Concrete rollers come in various sizes and configurations, allowing them to handle different types of concrete projects. Some are equipped with vibratory capabilities, which further enhance the compaction process by settling the concrete mixture and releasing trapped air bubbles.

How to select concrete vibration proper tools

Manufacturers normally provide guides on how to select the proper tool for your projects. The Husqvarna construction guide is a good example of the process of selecting vibration equipment for various works. Another good guide is the global manufacturing pdf manual on how to select the vibrator tools that the company sells. 

The capability of a vibrator in concrete placement varies based on factors like slump, aggregate size, vibrator capability, and mixture agents.

Selection of vibration type with respect to type of structure

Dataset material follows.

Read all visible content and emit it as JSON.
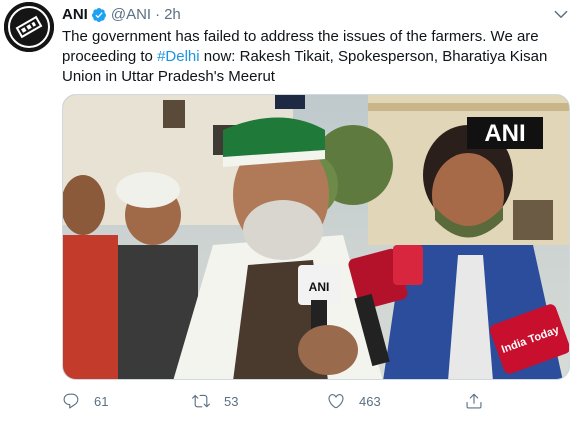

ACI 306 manual guides about the type of vibrator that shall be used for different types of structures. The vibrators used can be selected based on the type of structure, the thickness of the structure, reinforcement density, ease of access, and availability of power.

According to ACI 306, the following criteria should be considered in selecting an internal vibrator system and an external vibrator system:

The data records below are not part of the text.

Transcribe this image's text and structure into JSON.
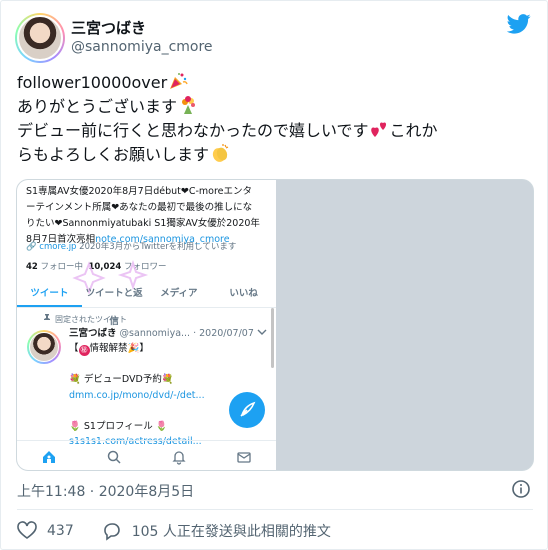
{
  "author": {
    "display_name": "三宮つばき",
    "handle": "@sannomiya_cmore"
  },
  "tweet": {
    "line1": "follower10000over",
    "line2": "ありがとうございます",
    "line3": "デビュー前に行くと思わなかったので嬉しいです",
    "line3_tail": "これか",
    "line4": "らもよろしくお願いします",
    "emoji_1": "party-popper-icon",
    "emoji_2": "bouquet-icon",
    "emoji_3": "two-hearts-icon",
    "emoji_4": "clapping-hands-icon"
  },
  "media": {
    "bio_line1": "S1専属AV女優2020年8月7日début❤C-moreエンタ",
    "bio_line2": "ーテインメント所属❤あなたの最初で最後の推しにな",
    "bio_line3": "りたい❤Sannonmiyatubaki S1獨家AV女優於2020年",
    "bio_line4_prefix": "8月7日首次亮相",
    "bio_link": "note.com/sannomiya_cmore",
    "meta_link": "cmore.jp",
    "meta_rest": "2020年3月からTwitterを利用しています",
    "following_count": "42",
    "following_label": "フォロー中",
    "followers_count": "10,024",
    "followers_label": "フォロワー",
    "tabs": [
      "ツイート",
      "ツイートと返信",
      "メディア",
      "いいね"
    ],
    "pinned_label": "固定されたツイート",
    "pinned_name": "三宮つばき",
    "pinned_handle_date": "@sannomiya... · 2020/07/07",
    "pinned_line1": "【",
    "pinned_line1_badge": "㊙",
    "pinned_line1_rest": "情報解禁",
    "pinned_line1_end": "】",
    "pinned_line2": "デビューDVD予約",
    "pinned_link1": "dmm.co.jp/mono/dvd/-/det...",
    "pinned_line3": "S1プロフィール",
    "pinned_link2": "s1s1s1.com/actress/detail..."
  },
  "timestamp": "上午11:48 · 2020年8月5日",
  "likes": "437",
  "replies_text": "105 人正在發送與此相關的推文",
  "colors": {
    "accent": "#1da1f2",
    "text": "#0f1419",
    "muted": "#536471",
    "heart_pink": "#e0245e"
  }
}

Internal Vibrator System Selection:

1. Power Units Selection Criteria:

   – Determine the power source based on existing equipment, availability and type of power at the worksite, and worksite conditions/accessibility to the concrete.

2. Head Size/Type Selection:

   – Choose an appropriate head for the project, considering standard Steel Tip heads for most projects, rubber-tipped heads for lightweight or aluminum forms, and completely-encased heads for epoxy-coated reinforcement.

3. Head Diameter and Consolidation Efficiency:

   – Select the largest diameter head feasible for the project to achieve faster consolidation with higher amplitude vibration and fewer insertions.

4. Flex-Drive Length:

   – Use the shortest flex drive that allows complete access to the concrete being consolidated.

5. Selection Examples:

   – Provided examples based on project specifications, including head diameter, power unit, and flex-drive length selections.

 External Vibrator System Selection:

1. Vibrator Selection Criteria:

   – Consider the workability of the concrete and rigidity of the forms to choose external vibrators with appropriate speed and force output.

2. Orientation and Usage Tips:

   – Mount external vibrators with the internal rotating shaft in a horizontal position for effective vibration.

   – Ensure proper placement, spacing, and duration of vibration based on the concrete consistency and formwork to achieve successful consolidation.

3. Vibrator Spacing for Concrete Consolidation:

   – Follow the provided recommendations for vibrator spacing based on concrete consistency (very stiff to flowing) and slump.

4. Vibrator Selection Guide:

   – A guide for selecting the appropriate vibrator head diameter and power unit based on the application, slump, space limitations, and radius of action(radius of the vibrator’s reach) needed.

The above-mentioned vibrator selection parameters provide a set of criteria to select internal and external vibrator systems for effective concrete consolidation based on specific project requirements and conditions.

In summary, Concrete vibration is a critical step in construction that removes air and excess water from fresh concrete, improving its density and durability. It is essential for quality construction, improving compaction, and enhancing both structural integrity and aesthetics.

The evolution of vibration tools has been driven by the need to maintain concrete quality as construction practices evolved.

In the 1960s, Thomas Reading limited vibrator frequency to prevent concrete separation. The introduction of water-reducing agents in the 1970s caused surface defects, leading to Controlled Frequency Vibration (CFV) systems in the late 1980s to control vibration energy effectively.

Today, CFVs and vibration control tools are used for consistent results. Vibration helps remove air and excess water, enhancing strength and finish. Different vibration tools suit specific needs, guided by ACI recommendations for different structures and conditions.